Crock Pot Jambalaya
With just a few easy modifications, this can be a Crock Pot Jambalaya recipe! Here’s what to do:
- Add onion, bell pepper, chicken, Italian seasoning, sausage, garlic, crushed tomatoes, and a splash of broth to the slow cooker.
- Cook on low for up to 4 hours. Note: If you’re using a rotisserie chicken, the goal here is just to get the ingredients warmed and melded. If you’re using raw, diced chicken breasts, be sure to cook the jambalaya in the Crock Pot on low for 4-5 hours or high for 2.5-3 to ensure the chicken is cooked.
- While the jambalaya is cooking, prepare the rice separately according to package directions. You can cook the rice in broth for more flavor or just prepare it with water to reduce sodium.
- After the cooking time is over, turn off the Crock Pot and immediately add the shrimp. Stir to combine and replace the lid. The heat and moisture will cook the shrimp within a few minutes.
- Stir in the separately cooked rice until combined then garnish and serve.
Instant Pot Jambalaya
If you want to make Jambalaya in your Instant Pot, it’s even easier than the slow cooker recipe.
- Use the saute function to heat the oil in the pressure cooker pot and follow the regular recipe’s stovetop instructions until you’re ready to add the rice.
- Turn off the saute setting and add broth, rice, and creole seasoning. Stir well making sure to scrape up anything that might have stuck to the bottom of the pot.
- Seal the lid and cook on high pressure for 8 minutes.
- Do a “quick release” and open the lid as soon as it’s safe to do so. We don’t want steam burns!
- Add the shrimp, stir to combine, and replace the lid.
- Allow the heat from the other ingredients and the residual heat from the pot to cook the shrimp. This should only take 3-5 minutes.
- Garnish and serve.
- You can reduce the amount of meat and make up the difference with more vegetables. This is a good option to reduce fat, calories, and sodium.

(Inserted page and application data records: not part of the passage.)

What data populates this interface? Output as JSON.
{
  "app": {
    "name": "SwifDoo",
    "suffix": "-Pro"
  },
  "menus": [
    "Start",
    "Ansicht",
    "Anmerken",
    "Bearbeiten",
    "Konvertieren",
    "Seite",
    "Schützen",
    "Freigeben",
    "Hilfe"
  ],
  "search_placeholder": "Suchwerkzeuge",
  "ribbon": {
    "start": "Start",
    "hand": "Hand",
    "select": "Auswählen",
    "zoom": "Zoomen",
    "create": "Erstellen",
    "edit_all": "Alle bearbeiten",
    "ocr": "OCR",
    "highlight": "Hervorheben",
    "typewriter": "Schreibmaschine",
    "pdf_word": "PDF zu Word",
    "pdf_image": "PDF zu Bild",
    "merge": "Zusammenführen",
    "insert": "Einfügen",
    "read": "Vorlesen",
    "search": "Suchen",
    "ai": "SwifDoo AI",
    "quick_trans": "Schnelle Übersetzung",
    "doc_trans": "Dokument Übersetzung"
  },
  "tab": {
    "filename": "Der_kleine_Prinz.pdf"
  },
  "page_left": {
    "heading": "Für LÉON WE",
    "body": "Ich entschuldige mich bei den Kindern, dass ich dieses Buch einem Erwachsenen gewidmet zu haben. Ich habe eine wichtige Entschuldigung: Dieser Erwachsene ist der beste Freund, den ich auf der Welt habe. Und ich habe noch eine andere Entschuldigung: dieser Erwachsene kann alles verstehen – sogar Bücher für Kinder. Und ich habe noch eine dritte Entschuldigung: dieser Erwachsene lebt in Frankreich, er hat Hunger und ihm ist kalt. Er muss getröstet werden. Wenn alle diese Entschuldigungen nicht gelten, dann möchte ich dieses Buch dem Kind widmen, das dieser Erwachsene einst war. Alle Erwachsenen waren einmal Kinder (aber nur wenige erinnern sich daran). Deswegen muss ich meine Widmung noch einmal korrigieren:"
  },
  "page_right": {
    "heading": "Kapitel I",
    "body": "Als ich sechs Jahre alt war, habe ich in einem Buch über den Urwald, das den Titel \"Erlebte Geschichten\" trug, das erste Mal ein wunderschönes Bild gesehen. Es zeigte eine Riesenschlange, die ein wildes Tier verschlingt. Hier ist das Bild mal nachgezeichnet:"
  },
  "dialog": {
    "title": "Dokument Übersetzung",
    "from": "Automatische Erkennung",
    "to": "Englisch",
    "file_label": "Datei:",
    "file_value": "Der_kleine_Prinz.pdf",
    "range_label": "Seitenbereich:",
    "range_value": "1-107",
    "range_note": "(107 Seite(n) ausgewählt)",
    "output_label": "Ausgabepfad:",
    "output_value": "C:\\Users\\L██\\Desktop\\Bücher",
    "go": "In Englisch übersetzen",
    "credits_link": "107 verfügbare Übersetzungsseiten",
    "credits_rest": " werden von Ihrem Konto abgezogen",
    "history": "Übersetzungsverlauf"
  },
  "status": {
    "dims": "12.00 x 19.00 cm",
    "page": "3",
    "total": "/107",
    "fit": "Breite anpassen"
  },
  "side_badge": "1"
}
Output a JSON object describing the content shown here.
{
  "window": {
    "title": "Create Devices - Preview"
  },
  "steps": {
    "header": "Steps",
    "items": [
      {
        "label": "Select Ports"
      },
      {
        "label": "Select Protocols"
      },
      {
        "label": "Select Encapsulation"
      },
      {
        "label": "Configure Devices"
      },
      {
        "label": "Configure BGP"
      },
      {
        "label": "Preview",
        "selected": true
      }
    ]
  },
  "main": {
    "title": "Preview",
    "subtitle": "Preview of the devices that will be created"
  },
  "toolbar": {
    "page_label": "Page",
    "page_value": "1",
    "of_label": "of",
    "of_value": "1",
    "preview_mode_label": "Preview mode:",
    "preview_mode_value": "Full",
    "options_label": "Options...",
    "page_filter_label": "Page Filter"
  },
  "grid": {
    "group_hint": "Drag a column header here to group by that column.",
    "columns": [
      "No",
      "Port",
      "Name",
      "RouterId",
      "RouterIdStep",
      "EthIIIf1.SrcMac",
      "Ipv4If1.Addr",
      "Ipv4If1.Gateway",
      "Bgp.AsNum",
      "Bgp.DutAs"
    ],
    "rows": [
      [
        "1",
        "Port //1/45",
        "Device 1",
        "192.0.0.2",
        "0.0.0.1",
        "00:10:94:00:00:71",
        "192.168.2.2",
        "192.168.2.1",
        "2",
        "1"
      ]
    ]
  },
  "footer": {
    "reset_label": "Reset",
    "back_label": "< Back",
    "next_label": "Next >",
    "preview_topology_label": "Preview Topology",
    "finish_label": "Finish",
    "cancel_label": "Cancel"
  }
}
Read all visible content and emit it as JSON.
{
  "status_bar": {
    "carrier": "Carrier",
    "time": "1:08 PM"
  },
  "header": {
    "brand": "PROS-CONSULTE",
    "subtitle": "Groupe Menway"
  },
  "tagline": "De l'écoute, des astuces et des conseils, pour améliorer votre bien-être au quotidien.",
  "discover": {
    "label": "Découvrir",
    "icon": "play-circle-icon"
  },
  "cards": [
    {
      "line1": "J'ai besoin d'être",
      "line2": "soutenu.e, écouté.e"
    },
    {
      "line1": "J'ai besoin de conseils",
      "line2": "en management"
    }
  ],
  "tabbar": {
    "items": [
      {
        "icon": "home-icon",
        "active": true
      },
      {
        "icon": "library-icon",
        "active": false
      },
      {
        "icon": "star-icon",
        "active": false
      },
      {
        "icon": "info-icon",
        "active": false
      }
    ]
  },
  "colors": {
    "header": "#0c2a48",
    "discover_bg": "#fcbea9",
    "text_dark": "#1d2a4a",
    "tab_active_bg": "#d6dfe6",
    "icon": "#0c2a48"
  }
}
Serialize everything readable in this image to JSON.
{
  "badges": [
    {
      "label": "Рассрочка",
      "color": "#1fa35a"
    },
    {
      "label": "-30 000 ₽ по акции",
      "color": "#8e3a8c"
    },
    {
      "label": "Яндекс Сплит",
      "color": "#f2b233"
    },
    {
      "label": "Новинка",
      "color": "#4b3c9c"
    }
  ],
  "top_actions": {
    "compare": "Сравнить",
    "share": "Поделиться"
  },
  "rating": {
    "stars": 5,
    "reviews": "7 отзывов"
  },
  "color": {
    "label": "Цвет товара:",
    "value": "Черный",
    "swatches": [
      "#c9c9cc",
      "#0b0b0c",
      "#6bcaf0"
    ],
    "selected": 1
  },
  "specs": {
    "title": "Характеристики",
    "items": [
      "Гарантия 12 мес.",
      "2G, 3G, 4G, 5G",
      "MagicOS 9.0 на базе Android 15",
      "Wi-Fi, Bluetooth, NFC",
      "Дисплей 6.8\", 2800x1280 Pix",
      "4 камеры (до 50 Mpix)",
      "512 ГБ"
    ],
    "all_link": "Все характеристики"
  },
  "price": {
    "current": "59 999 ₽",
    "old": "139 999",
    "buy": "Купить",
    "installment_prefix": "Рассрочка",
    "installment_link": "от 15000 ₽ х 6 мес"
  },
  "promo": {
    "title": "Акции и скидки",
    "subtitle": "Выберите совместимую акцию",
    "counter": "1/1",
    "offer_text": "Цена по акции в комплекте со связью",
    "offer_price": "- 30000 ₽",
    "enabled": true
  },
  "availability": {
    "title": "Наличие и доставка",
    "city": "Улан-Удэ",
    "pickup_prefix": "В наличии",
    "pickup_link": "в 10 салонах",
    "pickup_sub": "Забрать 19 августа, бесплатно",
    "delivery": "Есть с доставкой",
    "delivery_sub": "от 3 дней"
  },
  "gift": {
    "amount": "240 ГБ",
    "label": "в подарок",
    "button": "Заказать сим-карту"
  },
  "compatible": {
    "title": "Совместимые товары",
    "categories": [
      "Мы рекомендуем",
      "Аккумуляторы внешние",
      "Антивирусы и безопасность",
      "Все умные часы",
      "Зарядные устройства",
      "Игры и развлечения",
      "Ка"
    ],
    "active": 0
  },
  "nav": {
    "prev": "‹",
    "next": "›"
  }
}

- Omit one of the meats entirely if one isn’t to your liking.
- Try a different type of smoked sausage instead of andouille. It won’t be as authentic but sometimes you need something less spicy, more affordable, or what’s available to you. As long as it’s smoked and precooked it will be fine. Kielbasa or a smoked meat sausage that you’ll find in the lunchmeat section with the andouille and kielbasa will work.
- 2 teaspoon olive oil
- 1 cup onion frozen, diced
- 1 cup green bell pepper frozen, diced
- 1 rotisserie chicken shredded
- 1 teaspoon Italian seasoning
- 1 lb andouille sausage
- 2 cloves garlic minced
- 15 oz crushed tomatoes
- 2 cups low-sodium chicken stock
- 1 cup long-grain rice
- 2 teaspoon Tony Chachere creole seasoning
- 1 lb large shrimp peeled and deveined
- In a large pot, heat oil over medium heat.
- Add frozen onions and frozen peppers and cook until soft, about 2 minutes. (See notes if you are using fresh instead of frozen.)
- Stir in shredded, cooked chicken and Italian seasoning. Stir until warmed through and fragrant.
- Stir in sausage, garlic, and crushed tomatoes and mix well.
- Add broth, rice, and creole seasoning and stir.
- Reduce the heat to medium-low and cover the pot with a fitted lid.
- Cook 20 minutes or until the rice is tender and most of the liquid is absorbed.
- Remove the pot from the heat and add the shrimp. Stir it slowly but continuously for about 3 minutes until the shrimp is pink. Don't overcook!
- Optional: Top the jambalaya with a garnish of fresh Italian parsley, chives, chopped basil leaves, or green onion before serving.
Looking for the web story version of this recipe? Find it here.
Lynn Burgett says
Never…..celery or tomato..never. From one true Cajun.